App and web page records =
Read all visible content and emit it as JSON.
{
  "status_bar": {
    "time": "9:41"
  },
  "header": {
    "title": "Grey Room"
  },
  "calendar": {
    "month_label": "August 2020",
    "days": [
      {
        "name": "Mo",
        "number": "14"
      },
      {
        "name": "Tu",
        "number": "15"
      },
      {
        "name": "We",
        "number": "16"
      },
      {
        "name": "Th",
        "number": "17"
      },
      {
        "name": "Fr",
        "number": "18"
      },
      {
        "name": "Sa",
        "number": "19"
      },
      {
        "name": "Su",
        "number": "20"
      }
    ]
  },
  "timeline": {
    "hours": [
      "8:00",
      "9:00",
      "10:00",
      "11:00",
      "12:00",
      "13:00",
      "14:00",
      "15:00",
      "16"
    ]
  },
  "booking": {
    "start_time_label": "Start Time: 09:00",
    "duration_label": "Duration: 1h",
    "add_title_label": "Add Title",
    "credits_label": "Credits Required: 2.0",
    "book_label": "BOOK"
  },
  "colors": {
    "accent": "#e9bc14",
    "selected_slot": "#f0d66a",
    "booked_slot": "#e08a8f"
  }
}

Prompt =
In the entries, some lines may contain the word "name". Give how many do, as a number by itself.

Task result =
7